To surpass enzymes, the potential of supramolecular catalysts to realize anomalous stereoselectivity in organic synthesis is highly attractive. However, to date, there have been a few examples of non-polymeric and non-covalent chiral supramolecular catalysts that induce both practical yield and excellent stereoselectivity. To establish high catalytic activity with anomalous stereoselectivity, in principle, an artificial cage should be conformationally flexible, like an active pocket in an enzyme with an induced-fit function. In this article, we focus on the anomalous endo/exo-selective enantioselective Diels-Alder reaction, and show the development of the successive catalysts including our recent highly active, conformationally flexible, and chiral supramolecular catalysts. The evolution from ‘ready-made’ single-molecule catalysts to ‘tailor-made’ supramolecular catalysts could offer not only high enantioselectivity but also high anomalous endo/exo-selectivity due to substrate-specific characteristics, as with enzymes.
Two-dimensional (2D) architectures, particularly porous molecular networks, on solid surfaces formed via self-assembly have received a great deal of interest because of the prospective applications in optoelectronics and tailor-made catalysis. We found that porous 2D molecular networks were formed at liquid-solid interfaces, typically an organic solvent/graphite or Au(111), by triangle-shaped phenylene-ethynylene macrocycles, dehydrobenzoannulenes (DBAs), via their self-assembly by van der Waals interactions between the interdigitated alkyl chains attached to the periphery of the macrocyclic core. Factors that led to the preferential formation of porous, honeycomb-shaped networks were elucidated including the size of the π-conjugated cores, alkyl chain length, solvent, concentration, temperature, and solid substrates. Not only homochiral molecular networks were achieved by self-assembly of DBAs with chiral side chains, but also network homochirality was induced by addition of a small amount of a chiral DBA into an achiral DBA as a chirality inducer. Co-adsorption of guest molecules in the pores occurred through recognition of the size and shape, leading to selective inclusion of homo-molecular as well as hetero-molecular clusters into the nanowells. Moreover, the interior of the pores was functionalized for tailored molecular recognition toward advanced use of 2D molecular networks on surfaces.
A series of catalytic linear dimerizations of substituted alkenes and dienes are promoted by zero-valent ruthenium complexes. These reactions are considered to proceed by an oxidative coupling mechanism because some key intermediates such as a ruthenacyclopentane have been isolated. The key for the reaction is 4π and 2π coordinations in a 6-electron coordination site on highly Lewis basic Ru (0), where chemo-, prochiral and regio-selective coordination and coupling reaction of substrates are taking place to give the linear dimers.
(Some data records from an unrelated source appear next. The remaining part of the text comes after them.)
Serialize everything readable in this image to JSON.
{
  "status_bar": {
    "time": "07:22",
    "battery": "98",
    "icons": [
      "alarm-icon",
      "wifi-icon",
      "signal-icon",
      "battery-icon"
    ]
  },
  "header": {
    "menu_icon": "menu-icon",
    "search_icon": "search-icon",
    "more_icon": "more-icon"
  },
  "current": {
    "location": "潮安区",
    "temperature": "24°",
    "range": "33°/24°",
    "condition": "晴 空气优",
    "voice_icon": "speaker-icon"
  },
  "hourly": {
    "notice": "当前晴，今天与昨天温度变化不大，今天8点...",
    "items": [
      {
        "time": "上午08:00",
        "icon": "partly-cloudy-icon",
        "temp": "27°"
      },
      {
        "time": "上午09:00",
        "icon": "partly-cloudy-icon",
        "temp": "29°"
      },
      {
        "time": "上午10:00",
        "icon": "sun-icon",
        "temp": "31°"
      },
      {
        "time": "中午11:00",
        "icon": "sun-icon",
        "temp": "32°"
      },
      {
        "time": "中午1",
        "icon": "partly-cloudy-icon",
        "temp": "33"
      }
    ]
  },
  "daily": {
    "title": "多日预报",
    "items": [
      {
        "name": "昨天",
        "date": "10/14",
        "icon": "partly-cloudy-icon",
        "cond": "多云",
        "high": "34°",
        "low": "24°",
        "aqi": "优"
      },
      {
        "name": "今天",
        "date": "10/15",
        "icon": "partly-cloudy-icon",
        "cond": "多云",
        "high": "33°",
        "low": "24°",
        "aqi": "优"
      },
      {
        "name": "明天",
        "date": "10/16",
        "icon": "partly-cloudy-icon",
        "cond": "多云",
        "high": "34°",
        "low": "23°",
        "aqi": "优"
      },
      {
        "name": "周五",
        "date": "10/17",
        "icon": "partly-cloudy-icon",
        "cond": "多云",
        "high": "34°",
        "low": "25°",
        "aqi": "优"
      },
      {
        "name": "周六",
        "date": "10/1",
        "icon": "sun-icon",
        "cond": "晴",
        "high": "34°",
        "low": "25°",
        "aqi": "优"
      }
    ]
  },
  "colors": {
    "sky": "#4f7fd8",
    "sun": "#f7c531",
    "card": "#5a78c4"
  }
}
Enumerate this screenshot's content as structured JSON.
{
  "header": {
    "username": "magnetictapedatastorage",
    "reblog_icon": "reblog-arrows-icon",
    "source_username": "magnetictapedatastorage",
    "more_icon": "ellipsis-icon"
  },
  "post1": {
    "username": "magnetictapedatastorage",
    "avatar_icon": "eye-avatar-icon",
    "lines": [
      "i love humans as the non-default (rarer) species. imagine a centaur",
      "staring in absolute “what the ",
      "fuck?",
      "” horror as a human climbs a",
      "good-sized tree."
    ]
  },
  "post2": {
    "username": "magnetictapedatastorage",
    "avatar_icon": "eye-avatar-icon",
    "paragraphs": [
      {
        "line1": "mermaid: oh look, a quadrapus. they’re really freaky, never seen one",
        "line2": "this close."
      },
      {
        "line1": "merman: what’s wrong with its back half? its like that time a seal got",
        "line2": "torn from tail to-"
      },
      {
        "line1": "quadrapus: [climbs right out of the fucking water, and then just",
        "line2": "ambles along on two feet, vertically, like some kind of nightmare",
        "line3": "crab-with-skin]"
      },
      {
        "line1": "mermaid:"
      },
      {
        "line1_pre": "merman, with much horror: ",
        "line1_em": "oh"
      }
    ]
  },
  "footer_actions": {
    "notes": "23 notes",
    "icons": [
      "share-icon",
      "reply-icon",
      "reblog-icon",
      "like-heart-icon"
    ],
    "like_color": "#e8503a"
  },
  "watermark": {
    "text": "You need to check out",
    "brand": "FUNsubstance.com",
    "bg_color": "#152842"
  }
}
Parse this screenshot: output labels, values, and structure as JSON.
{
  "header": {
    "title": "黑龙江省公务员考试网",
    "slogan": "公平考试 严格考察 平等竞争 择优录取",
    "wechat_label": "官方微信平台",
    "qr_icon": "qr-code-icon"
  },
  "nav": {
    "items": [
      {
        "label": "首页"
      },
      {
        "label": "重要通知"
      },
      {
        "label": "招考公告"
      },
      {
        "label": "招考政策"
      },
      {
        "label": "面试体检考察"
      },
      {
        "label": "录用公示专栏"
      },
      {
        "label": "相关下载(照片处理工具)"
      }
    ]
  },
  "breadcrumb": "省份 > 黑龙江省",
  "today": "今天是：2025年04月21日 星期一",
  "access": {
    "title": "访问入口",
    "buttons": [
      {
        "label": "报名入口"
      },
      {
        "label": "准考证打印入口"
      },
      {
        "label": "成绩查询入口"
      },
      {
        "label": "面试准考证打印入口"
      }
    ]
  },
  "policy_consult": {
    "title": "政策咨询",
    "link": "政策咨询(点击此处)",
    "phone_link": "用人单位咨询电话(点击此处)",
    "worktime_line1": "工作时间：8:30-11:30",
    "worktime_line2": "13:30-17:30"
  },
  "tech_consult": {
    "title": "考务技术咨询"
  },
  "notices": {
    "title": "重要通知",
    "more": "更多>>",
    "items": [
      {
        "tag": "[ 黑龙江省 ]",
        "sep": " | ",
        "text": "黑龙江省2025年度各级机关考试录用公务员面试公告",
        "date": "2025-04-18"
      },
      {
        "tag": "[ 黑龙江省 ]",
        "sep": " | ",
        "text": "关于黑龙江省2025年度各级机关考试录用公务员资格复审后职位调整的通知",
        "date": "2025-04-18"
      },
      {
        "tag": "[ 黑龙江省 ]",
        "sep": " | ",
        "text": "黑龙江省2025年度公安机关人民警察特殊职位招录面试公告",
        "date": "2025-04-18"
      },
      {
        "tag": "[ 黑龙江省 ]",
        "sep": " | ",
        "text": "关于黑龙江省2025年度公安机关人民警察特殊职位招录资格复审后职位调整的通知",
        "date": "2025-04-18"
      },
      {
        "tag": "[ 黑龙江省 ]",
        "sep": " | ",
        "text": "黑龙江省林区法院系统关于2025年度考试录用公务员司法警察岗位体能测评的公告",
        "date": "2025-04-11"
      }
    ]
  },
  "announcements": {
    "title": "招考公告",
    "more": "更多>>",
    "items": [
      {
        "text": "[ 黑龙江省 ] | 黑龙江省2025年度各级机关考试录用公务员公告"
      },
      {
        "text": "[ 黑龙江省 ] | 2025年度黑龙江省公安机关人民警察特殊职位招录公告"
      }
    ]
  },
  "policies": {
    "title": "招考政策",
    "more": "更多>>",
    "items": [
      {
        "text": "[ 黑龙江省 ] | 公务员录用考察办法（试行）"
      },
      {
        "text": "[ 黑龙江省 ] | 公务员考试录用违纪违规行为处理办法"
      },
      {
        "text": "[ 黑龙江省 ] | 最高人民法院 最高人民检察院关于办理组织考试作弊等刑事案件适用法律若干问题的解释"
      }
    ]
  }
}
In asymmetric catalysis, many chiral ligands, atropisomeric (atropos) ones in particular, have so far been reported to attain excellent results. The word atropos consists of “a” meaning “not” and “tropos” meaning “turn” in Greek, and thus the dynamic behavior of a ligand with chirality (i.e. axis, planar, center, and helicity) can be referred to as tropos. In this paper, an advanced strategy for asymmetric activation using racemic catalysts is highlighted by the introduction of tropos ligands. The combination of a tropos ligand, a chiral activator (a chiral controller, in part), and a metal atom can, in principle, forms a single diastereomer. Through the asymmetric activation, the catalytic activity can be increased and the chiral environment of the catalyst obtained can be amplified for effective asymmetric catalysis. Additionally, the atropos enantiopure catalysts can also be isolated after the dissociation of chiral activators (referred to as controllers in this case) from the catalyst. Based on this concept, we have developed asymmetric catalysis based on tropos ligands, especially BIPHEPs.
A highly efficient catalytic system for C-H bond activation has been developed which involves inexpensive ruthenium(II) chloride hydrate and a specific amount of triphenyl phosphine. The procedure has been successfully applied to a novel and practical synthesis of angiotensin II receptor blockers (ARBs). The residual ruthenium existed in the reaction mixture was thoroughly removed by the treatment with properly chosen metal scavengers. The new process permits a ready access to the important class of drugs in highly atom-economical and sustainable manner.
Catalytic regioselective reactions have a great potential for the development of novel synthetic schemes. However, controlling reactivity of multiple functional groups in a substrate is a difficult challenge because of the lack of a general strategy. Recently, several novel catalytic systems have been developed for overturning inherent regioselectivity.